(European Expressionism 1880-1914)
Expressing the Self- artists from France, Germany, Austria and Norway explored ways to express their inner emotions as a new century overwhelmed their exterior senses. In a bid to reach new heights of understanding their works are both haunting and disturbing.
(Italian Futurism and Russian Constructivism 1909-1920)
Rejecting the old order – artists in Italy and Russia wanted a brave new world where art could express change and reject what they saw as a Capitalist world without modern values. This session will explore how both movements engaged with war and revolution.
(Dada and Surrealism 1915-1935)
Tapping into the Unconscious- As war raged around them artists in Switzerland began to respond to war in ways which changed the materials as well as the meaning of art. Duchamp’s Ready-Mades revolutionised the value of art and the early works of Joan Miro, Salvador Dali, Andre Masson and others responded to the writings and teachings of Freud to uncover and explore the Unconscious and represent their new-found awareness on canvas and in sculpture.
Joy and Anger in Colour – This week the Fauve works of Matisse and Derain and the works of the German Expressionism will explore how colour was harnest to explore human emotions.
Death to the Past: Futurism & Supremacism - This session will explore how modern art became a pan-European phenomenon and look at the works of Italian futurists Boccioni and Balla and the Russian artist Malevich.
Shattered Visions: Cubism – This week will explore how Picasso and Braque created a new and influential visual language at the start of the new century.
Alternate Realities: Surrealism – This week will look at the works of Surrealist and Dada artists and look at how the catastrophe of modern warfare was responded to by Dali, Magritte and Duchamp.
Pure Painting: Abstract Expressionism – This session will look at how modern art shifted from its base in Paris to New York in the wake of the Second World War and how artists like Rothko and Pollock moved modern art to complete abstraction.
Art in Space – This week will focus on twentieth century sculpture and how the concerns of modern art were expressed in three dimensions by artist such as Rodin, Brancusi and Moore.

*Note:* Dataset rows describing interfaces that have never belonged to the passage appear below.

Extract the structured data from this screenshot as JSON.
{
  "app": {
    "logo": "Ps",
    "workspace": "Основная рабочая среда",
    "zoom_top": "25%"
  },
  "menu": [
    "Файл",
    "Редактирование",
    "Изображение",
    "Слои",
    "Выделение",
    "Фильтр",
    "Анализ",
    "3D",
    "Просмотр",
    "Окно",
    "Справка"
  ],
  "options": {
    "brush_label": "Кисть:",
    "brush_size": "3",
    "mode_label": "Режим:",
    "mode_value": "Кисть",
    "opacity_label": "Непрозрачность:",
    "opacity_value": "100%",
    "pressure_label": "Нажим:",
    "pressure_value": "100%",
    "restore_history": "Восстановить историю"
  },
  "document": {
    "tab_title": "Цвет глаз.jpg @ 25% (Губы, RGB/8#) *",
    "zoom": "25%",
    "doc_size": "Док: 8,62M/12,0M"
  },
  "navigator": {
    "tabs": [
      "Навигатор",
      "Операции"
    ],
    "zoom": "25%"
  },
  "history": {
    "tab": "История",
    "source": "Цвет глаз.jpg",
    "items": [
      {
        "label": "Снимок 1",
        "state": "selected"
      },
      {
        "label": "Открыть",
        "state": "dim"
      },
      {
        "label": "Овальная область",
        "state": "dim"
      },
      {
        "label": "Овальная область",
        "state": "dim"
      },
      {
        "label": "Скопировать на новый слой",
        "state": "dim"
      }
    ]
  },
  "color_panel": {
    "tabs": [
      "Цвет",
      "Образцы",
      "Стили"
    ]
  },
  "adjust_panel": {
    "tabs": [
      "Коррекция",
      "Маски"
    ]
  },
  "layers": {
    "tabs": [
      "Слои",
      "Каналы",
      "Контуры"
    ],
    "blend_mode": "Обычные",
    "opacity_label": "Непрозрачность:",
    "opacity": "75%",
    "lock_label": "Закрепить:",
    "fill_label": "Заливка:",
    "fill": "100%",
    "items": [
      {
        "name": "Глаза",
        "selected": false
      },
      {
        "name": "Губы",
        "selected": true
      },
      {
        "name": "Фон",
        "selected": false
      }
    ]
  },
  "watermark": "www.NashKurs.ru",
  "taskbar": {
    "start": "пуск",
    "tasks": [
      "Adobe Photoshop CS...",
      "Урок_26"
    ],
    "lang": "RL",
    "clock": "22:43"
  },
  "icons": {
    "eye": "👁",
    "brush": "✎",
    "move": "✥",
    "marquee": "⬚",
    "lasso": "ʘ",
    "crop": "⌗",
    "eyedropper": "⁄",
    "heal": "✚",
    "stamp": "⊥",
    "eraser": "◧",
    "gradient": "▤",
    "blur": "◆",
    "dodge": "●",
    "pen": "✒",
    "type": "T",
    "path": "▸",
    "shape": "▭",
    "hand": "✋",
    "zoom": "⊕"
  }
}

Here it is Again: Pop Art – This session will look at the work of Roy Lichtenstein and Andy Warhol and investigate how the visual language of mass media and advertising was absorbed and questioned by the visual arts.
An Art of the Body and Mind: Conceptualism & Land Art – This week will look at how art became simultaneously intellectualised and physically experiential in the works of artist such as Joseph Kosuth, On Kawara and Richard Long.

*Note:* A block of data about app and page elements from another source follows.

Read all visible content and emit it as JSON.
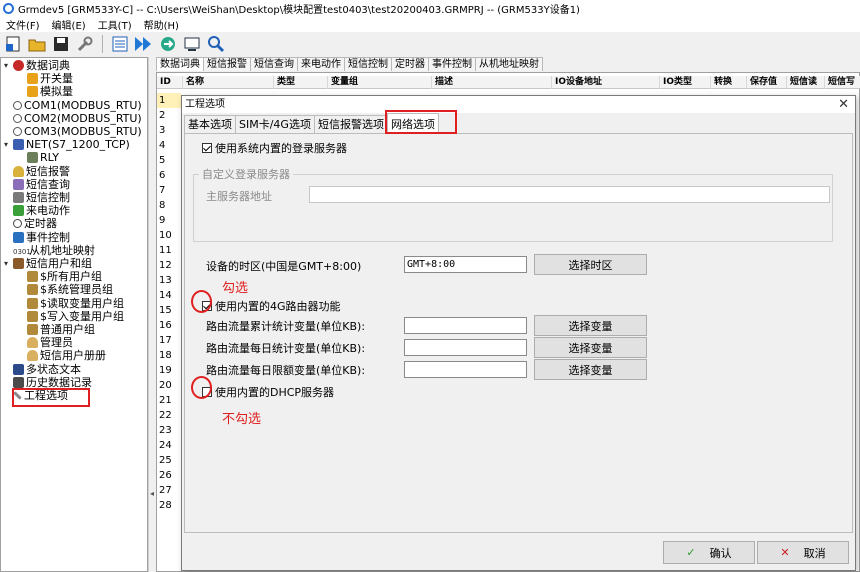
{
  "window": {
    "title": "Grmdev5 [GRM533Y-C]  -- C:\\Users\\WeiShan\\Desktop\\模块配置test0403\\test20200403.GRMPRJ  -- (GRM533Y设备1)"
  },
  "menu": [
    "文件(F)",
    "编辑(E)",
    "工具(T)",
    "帮助(H)"
  ],
  "tree": {
    "items": [
      {
        "label": "数据词典",
        "icon": "red-book-icon",
        "level": 0,
        "exp": "▾"
      },
      {
        "label": "开关量",
        "icon": "folder-icon",
        "level": 1,
        "exp": ""
      },
      {
        "label": "模拟量",
        "icon": "folder-icon",
        "level": 1,
        "exp": ""
      },
      {
        "label": "COM1(MODBUS_RTU)",
        "icon": "link-icon",
        "level": 0,
        "exp": ""
      },
      {
        "label": "COM2(MODBUS_RTU)",
        "icon": "link-icon",
        "level": 0,
        "exp": ""
      },
      {
        "label": "COM3(MODBUS_RTU)",
        "icon": "link-icon",
        "level": 0,
        "exp": ""
      },
      {
        "label": "NET(S7_1200_TCP)",
        "icon": "network-icon",
        "level": 0,
        "exp": "▾"
      },
      {
        "label": "RLY",
        "icon": "grid-icon",
        "level": 1,
        "exp": ""
      },
      {
        "label": "短信报警",
        "icon": "bell-icon",
        "level": 0,
        "exp": ""
      },
      {
        "label": "短信查询",
        "icon": "query-icon",
        "level": 0,
        "exp": ""
      },
      {
        "label": "短信控制",
        "icon": "mail-icon",
        "level": 0,
        "exp": ""
      },
      {
        "label": "来电动作",
        "icon": "phone-icon",
        "level": 0,
        "exp": ""
      },
      {
        "label": "定时器",
        "icon": "clock-icon",
        "level": 0,
        "exp": ""
      },
      {
        "label": "事件控制",
        "icon": "event-icon",
        "level": 0,
        "exp": ""
      },
      {
        "label": "从机地址映射",
        "icon": "number-icon",
        "level": 0,
        "exp": ""
      },
      {
        "label": "短信用户和组",
        "icon": "users-icon",
        "level": 0,
        "exp": "▾"
      },
      {
        "label": "$所有用户组",
        "icon": "group-icon",
        "level": 1,
        "exp": ""
      },
      {
        "label": "$系统管理员组",
        "icon": "group-icon",
        "level": 1,
        "exp": ""
      },
      {
        "label": "$读取变量用户组",
        "icon": "group-icon",
        "level": 1,
        "exp": ""
      },
      {
        "label": "$写入变量用户组",
        "icon": "group-icon",
        "level": 1,
        "exp": ""
      },
      {
        "label": "普通用户组",
        "icon": "group-icon",
        "level": 1,
        "exp": ""
      },
      {
        "label": "管理员",
        "icon": "user-icon",
        "level": 1,
        "exp": ""
      },
      {
        "label": "短信用户册册",
        "icon": "user-icon",
        "level": 1,
        "exp": ""
      },
      {
        "label": "多状态文本",
        "icon": "text-icon",
        "level": 0,
        "exp": ""
      },
      {
        "label": "历史数据记录",
        "icon": "history-icon",
        "level": 0,
        "exp": ""
      },
      {
        "label": "工程选项",
        "icon": "wrench-icon",
        "level": 0,
        "exp": ""
      }
    ]
  },
  "main_tabs": [
    "数据词典",
    "短信报警",
    "短信查询",
    "来电动作",
    "短信控制",
    "定时器",
    "事件控制",
    "从机地址映射"
  ],
  "grid": {
    "headers": [
      "ID",
      "名称",
      "类型",
      "变量组",
      "描述",
      "IO设备地址",
      "IO类型",
      "转换",
      "保存值",
      "短信读",
      "短信写"
    ],
    "rows": [
      "1",
      "2",
      "3",
      "4",
      "5",
      "6",
      "7",
      "8",
      "9",
      "10",
      "11",
      "12",
      "13",
      "14",
      "15",
      "16",
      "17",
      "18",
      "19",
      "20",
      "21",
      "22",
      "23",
      "24",
      "25",
      "26",
      "27",
      "28"
    ]
  },
  "dialog": {
    "title": "工程选项",
    "tabs": [
      "基本选项",
      "SIM卡/4G选项",
      "短信报警选项",
      "网络选项"
    ],
    "use_builtin_login": "使用系统内置的登录服务器",
    "custom_group": "自定义登录服务器",
    "main_server_label": "主服务器地址",
    "main_server_value": "",
    "timezone_label": "设备的时区(中国是GMT+8:00)",
    "timezone_value": "GMT+8:00",
    "choose_timezone": "选择时区",
    "use_4g_router": "使用内置的4G路由器功能",
    "traffic_total_label": "路由流量累计统计变量(单位KB):",
    "traffic_daily_label": "路由流量每日统计变量(单位KB):",
    "traffic_limit_label": "路由流量每日限额变量(单位KB):",
    "choose_var": "选择变量",
    "use_dhcp": "使用内置的DHCP服务器",
    "ok": "确认",
    "cancel": "取消"
  },
  "annotations": {
    "check_text": "勾选",
    "uncheck_text": "不勾选"
  },
  "colors": {
    "annotation": "#e02020",
    "selected_row": "#fff1b8"
  }
}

Photography as Art – In a world where the photographic image has become ubiquitous with contemporary living, this week will look at how the fine art have embraced photography as an art medium.

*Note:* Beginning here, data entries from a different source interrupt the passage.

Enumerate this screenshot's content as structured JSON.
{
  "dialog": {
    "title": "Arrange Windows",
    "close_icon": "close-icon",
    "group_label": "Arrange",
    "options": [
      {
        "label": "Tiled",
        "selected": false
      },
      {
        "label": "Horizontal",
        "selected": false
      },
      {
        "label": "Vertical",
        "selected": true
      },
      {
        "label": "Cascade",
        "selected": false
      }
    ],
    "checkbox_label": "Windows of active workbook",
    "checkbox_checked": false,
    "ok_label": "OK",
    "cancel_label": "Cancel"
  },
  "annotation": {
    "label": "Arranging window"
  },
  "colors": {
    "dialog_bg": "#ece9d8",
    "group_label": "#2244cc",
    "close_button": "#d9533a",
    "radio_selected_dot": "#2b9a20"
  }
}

Return to the Real – After the advent of complete abstraction and in an area of mass production, capitalism and consumerism, this last session will look at how painting today is making a return to realism.